Dataset excerpts:
------------------------------------------------------------

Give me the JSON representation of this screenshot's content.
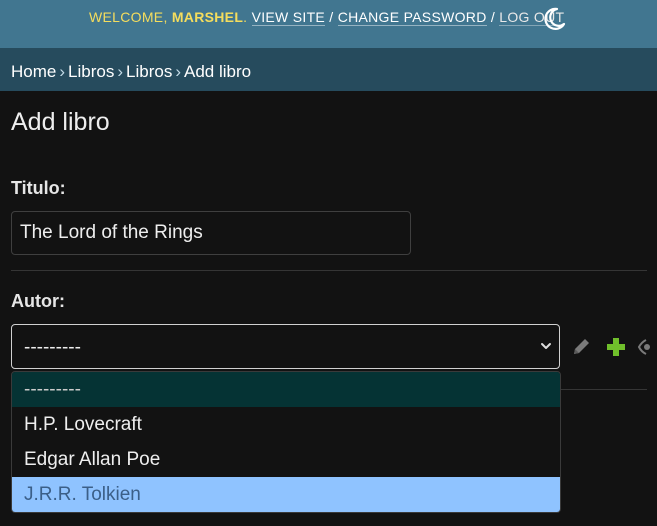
{
  "header": {
    "welcome": "WELCOME,",
    "username": "MARSHEL",
    "view_site": "VIEW SITE",
    "change_password": "CHANGE PASSWORD",
    "log_out": "LOG OUT",
    "separator": "/",
    "theme_icon": "moon-icon"
  },
  "breadcrumbs": {
    "home": "Home",
    "app": "Libros",
    "model": "Libros",
    "current": "Add libro",
    "separator": "›"
  },
  "page": {
    "title": "Add libro"
  },
  "form": {
    "titulo": {
      "label": "Titulo:",
      "value": "The Lord of the Rings"
    },
    "autor": {
      "label": "Autor:",
      "selected": "---------",
      "options": [
        "---------",
        "H.P. Lovecraft",
        "Edgar Allan Poe",
        "J.R.R. Tolkien"
      ],
      "highlighted_option": "J.R.R. Tolkien",
      "actions": [
        "pencil-icon",
        "plus-icon",
        "view-icon"
      ]
    }
  },
  "colors": {
    "header_bg": "#417690",
    "breadcrumbs_bg": "#264b5d",
    "body_bg": "#121212",
    "welcome_text": "#f5dd5d",
    "add_icon": "#70bf2b",
    "highlight_option": "#8fc3ff"
  }
}
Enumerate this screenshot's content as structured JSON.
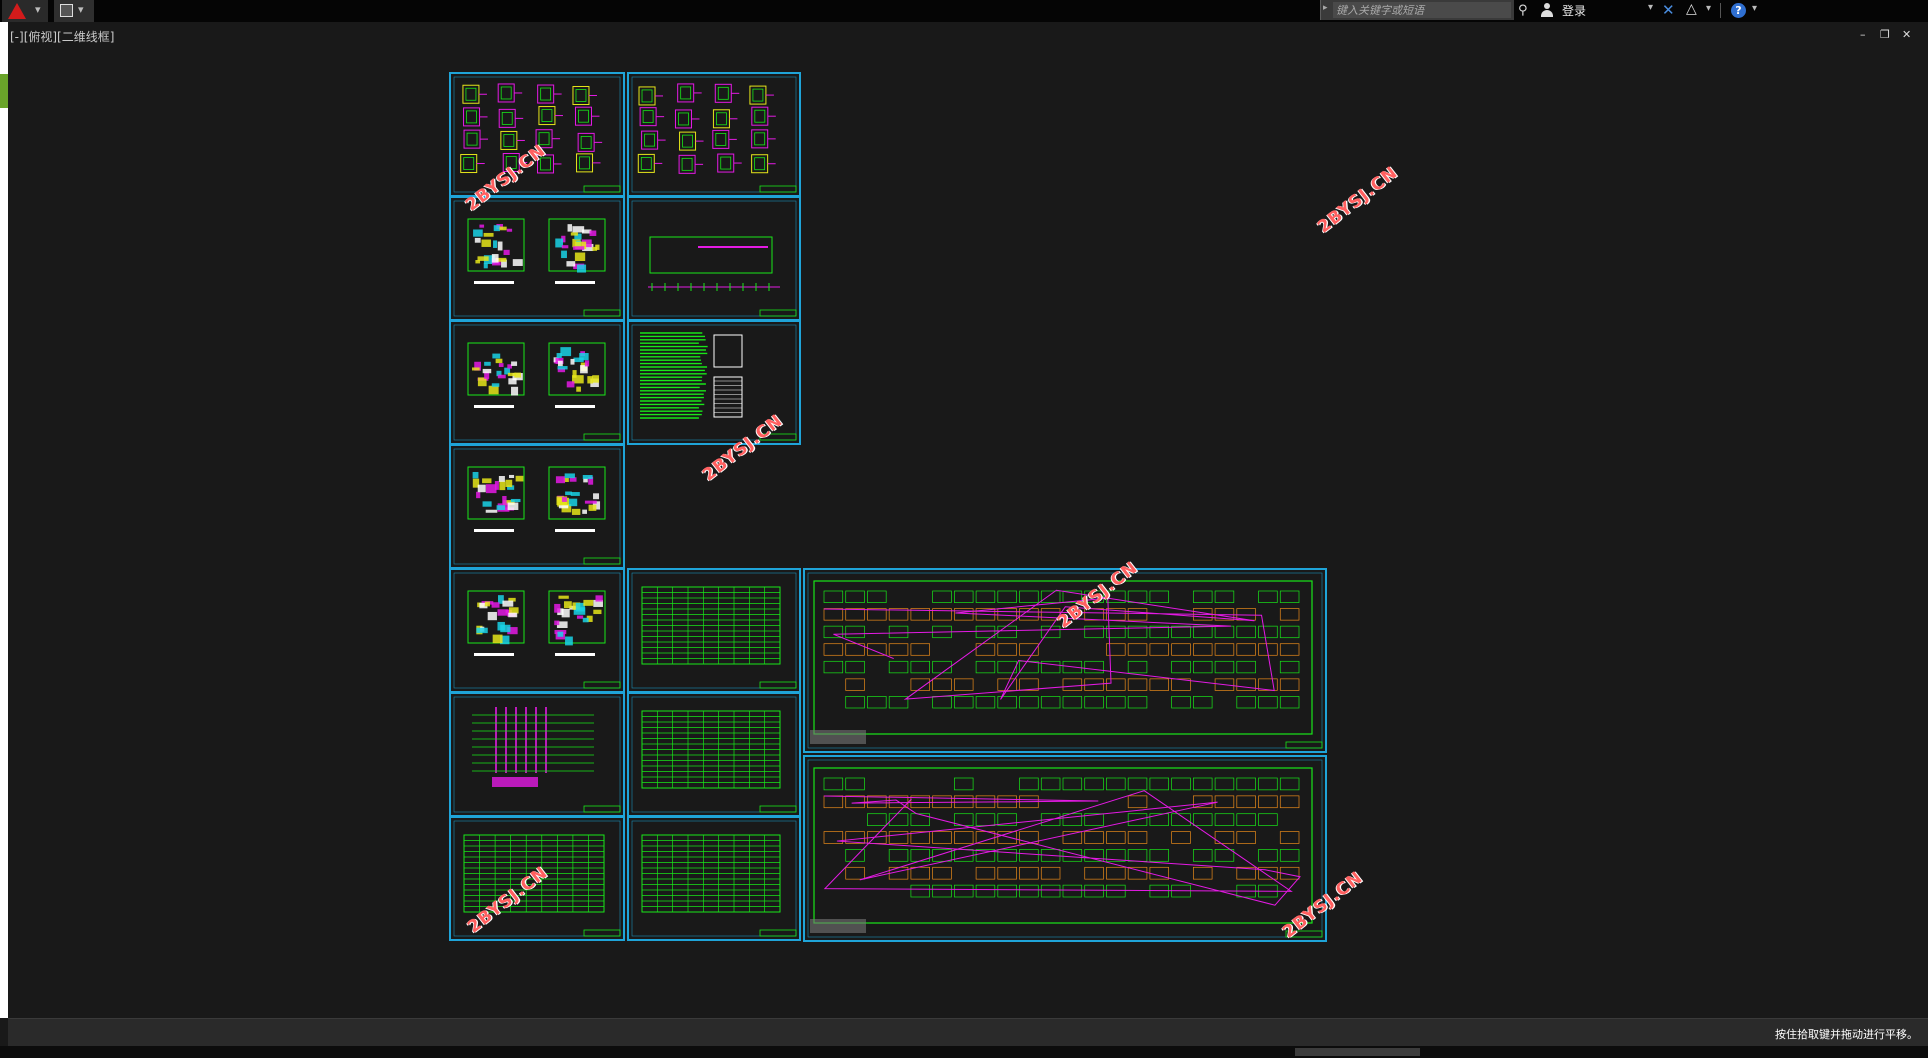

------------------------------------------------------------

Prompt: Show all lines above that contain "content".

Task result:
Give me the JSON representation of this screenshot's content.
Enumerate this screenshot's content as structured JSON.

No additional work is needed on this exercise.